"""

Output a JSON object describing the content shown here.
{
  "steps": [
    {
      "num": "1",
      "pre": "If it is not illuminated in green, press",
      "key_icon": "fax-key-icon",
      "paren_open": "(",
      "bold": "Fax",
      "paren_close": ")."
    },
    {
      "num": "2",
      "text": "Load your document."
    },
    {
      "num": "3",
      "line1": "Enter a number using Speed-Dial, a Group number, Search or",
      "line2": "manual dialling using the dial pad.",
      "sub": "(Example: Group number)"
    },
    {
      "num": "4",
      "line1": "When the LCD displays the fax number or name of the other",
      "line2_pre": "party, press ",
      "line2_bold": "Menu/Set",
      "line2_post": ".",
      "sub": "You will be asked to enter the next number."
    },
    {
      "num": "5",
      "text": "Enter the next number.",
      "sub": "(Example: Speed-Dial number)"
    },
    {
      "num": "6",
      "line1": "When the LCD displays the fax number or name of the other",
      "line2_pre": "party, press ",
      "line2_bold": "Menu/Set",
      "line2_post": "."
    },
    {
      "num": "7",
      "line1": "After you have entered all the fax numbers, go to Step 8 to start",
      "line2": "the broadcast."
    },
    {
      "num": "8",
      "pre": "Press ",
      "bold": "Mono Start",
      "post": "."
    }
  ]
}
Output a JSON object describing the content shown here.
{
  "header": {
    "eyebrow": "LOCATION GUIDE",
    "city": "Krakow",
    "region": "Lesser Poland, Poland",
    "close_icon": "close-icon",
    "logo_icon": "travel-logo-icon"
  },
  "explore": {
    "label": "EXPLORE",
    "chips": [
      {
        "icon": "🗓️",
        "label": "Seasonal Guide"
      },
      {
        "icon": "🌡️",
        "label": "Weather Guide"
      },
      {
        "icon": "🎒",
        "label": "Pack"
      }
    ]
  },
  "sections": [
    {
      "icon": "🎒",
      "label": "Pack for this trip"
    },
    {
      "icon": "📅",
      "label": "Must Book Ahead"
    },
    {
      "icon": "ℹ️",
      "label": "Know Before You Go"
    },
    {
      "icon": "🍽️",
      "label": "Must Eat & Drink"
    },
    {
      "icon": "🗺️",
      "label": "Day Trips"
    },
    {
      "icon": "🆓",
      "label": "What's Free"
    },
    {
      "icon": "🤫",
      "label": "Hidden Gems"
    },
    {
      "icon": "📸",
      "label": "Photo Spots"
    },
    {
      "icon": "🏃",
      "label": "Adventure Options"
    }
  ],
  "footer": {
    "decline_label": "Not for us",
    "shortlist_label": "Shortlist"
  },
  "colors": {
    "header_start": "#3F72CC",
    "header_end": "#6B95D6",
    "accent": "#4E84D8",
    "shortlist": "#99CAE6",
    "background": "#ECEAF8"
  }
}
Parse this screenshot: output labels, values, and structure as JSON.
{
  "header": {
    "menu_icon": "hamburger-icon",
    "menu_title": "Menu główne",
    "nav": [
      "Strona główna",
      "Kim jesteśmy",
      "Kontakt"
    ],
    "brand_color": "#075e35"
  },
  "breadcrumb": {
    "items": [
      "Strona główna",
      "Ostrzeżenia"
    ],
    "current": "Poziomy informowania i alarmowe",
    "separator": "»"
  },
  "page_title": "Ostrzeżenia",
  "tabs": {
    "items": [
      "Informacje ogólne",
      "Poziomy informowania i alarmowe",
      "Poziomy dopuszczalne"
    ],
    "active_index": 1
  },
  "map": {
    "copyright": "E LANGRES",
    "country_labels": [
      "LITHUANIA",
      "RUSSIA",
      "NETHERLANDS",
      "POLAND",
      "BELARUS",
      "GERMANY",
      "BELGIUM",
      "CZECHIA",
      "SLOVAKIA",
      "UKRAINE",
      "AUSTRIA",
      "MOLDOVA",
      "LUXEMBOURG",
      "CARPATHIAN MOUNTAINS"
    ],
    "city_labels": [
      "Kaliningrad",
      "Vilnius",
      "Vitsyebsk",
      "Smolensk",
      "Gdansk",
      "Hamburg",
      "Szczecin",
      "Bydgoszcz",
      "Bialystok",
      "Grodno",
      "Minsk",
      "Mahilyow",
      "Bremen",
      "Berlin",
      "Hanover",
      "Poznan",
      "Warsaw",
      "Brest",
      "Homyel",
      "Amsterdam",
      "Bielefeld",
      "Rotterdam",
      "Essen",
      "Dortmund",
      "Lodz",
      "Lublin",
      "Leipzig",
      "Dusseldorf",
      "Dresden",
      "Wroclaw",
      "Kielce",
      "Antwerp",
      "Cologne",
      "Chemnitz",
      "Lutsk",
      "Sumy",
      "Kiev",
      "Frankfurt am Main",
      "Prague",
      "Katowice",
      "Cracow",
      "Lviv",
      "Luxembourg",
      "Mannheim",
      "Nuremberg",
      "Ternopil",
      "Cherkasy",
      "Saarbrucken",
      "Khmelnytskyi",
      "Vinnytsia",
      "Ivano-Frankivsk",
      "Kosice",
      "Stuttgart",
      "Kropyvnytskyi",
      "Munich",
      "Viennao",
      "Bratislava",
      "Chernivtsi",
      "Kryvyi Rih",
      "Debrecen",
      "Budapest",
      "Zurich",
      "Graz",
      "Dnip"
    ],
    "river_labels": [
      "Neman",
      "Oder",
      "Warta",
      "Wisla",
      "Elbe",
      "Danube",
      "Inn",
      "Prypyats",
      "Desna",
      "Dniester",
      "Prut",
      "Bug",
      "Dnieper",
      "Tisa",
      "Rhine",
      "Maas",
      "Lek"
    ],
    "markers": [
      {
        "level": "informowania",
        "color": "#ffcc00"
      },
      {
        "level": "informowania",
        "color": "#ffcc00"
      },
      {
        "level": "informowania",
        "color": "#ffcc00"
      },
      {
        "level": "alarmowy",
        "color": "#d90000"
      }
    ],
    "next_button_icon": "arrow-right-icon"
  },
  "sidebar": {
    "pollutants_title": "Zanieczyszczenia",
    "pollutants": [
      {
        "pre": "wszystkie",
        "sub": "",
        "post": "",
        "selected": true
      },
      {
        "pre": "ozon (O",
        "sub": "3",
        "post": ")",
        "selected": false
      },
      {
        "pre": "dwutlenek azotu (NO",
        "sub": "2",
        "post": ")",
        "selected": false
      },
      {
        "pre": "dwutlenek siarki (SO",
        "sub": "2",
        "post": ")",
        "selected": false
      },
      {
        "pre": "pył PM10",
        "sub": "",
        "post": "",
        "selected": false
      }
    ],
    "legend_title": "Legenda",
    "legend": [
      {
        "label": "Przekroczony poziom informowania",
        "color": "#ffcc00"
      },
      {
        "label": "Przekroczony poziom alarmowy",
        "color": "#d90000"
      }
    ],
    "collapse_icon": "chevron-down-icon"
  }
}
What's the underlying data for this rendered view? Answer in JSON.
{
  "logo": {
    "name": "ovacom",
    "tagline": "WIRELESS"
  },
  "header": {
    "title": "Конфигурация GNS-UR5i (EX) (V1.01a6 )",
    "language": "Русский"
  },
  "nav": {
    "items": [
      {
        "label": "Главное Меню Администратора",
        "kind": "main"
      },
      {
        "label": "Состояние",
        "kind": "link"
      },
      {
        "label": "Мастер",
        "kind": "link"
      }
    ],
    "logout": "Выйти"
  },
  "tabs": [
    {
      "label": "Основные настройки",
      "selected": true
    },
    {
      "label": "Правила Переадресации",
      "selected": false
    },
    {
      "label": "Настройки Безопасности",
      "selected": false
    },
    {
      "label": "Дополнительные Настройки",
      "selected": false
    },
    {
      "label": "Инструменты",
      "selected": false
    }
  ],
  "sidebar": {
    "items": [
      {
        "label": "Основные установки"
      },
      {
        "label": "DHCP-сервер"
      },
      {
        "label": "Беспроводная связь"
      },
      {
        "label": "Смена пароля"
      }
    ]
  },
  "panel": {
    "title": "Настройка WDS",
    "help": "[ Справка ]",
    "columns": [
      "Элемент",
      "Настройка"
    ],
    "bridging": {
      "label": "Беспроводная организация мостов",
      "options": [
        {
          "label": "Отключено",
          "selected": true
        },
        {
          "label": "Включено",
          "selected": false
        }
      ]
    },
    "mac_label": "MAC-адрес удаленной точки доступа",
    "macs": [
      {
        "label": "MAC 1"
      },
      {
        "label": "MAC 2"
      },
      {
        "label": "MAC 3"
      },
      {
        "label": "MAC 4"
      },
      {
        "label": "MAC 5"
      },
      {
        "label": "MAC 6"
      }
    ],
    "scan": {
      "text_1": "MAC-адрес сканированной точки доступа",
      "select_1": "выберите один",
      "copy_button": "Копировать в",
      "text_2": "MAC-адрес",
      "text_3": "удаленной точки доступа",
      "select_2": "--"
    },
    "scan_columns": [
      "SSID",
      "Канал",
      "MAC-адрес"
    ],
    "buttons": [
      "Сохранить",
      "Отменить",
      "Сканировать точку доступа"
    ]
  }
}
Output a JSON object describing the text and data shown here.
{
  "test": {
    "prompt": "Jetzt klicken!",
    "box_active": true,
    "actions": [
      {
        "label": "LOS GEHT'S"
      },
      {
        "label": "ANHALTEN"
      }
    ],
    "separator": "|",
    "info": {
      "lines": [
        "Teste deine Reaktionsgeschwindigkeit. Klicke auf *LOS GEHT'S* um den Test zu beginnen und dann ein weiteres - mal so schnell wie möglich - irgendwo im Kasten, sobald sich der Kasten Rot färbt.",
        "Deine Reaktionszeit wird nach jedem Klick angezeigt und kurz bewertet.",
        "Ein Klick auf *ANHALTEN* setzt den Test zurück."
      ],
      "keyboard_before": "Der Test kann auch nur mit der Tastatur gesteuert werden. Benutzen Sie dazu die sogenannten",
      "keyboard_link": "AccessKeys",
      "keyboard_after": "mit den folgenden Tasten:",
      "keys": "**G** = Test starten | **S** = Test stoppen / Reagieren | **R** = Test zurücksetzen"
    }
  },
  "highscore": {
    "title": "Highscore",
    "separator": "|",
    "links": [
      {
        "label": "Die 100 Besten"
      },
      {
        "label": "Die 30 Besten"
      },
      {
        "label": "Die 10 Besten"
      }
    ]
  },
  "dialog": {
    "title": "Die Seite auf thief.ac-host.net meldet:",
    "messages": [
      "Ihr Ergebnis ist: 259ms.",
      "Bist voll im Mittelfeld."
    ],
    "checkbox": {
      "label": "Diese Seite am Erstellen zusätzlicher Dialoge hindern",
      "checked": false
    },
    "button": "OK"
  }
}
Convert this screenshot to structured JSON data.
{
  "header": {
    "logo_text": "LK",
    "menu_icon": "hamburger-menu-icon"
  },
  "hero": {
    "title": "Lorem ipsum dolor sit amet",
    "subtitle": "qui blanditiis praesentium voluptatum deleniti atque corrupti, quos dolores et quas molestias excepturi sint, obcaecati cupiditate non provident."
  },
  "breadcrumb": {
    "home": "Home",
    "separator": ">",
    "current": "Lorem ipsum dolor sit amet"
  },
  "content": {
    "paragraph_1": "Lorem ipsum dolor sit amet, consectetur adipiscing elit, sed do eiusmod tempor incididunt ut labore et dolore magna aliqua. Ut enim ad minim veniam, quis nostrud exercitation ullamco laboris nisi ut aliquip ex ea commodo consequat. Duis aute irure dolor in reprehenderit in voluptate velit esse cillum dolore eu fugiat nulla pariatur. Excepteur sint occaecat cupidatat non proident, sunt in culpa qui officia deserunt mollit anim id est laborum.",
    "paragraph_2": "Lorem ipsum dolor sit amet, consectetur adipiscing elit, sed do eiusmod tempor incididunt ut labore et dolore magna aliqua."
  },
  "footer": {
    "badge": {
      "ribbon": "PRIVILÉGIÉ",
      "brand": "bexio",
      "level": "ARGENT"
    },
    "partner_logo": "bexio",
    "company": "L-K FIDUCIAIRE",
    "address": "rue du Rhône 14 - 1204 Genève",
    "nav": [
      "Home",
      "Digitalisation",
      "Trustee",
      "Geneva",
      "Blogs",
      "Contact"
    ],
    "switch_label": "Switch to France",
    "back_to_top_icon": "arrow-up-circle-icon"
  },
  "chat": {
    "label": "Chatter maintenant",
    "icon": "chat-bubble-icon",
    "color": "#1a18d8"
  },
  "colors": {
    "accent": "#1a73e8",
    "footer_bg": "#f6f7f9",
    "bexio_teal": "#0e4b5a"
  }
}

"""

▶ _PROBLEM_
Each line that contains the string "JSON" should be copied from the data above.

▶ _SOLUTION_
Output a JSON object describing the content shown here.
Output a JSON object describing the content shown here.
Parse this screenshot: output labels, values, and structure as JSON.
What's the underlying data for this rendered view? Answer in JSON.
Output a JSON object describing the text and data shown here.
Convert this screenshot to structured JSON data.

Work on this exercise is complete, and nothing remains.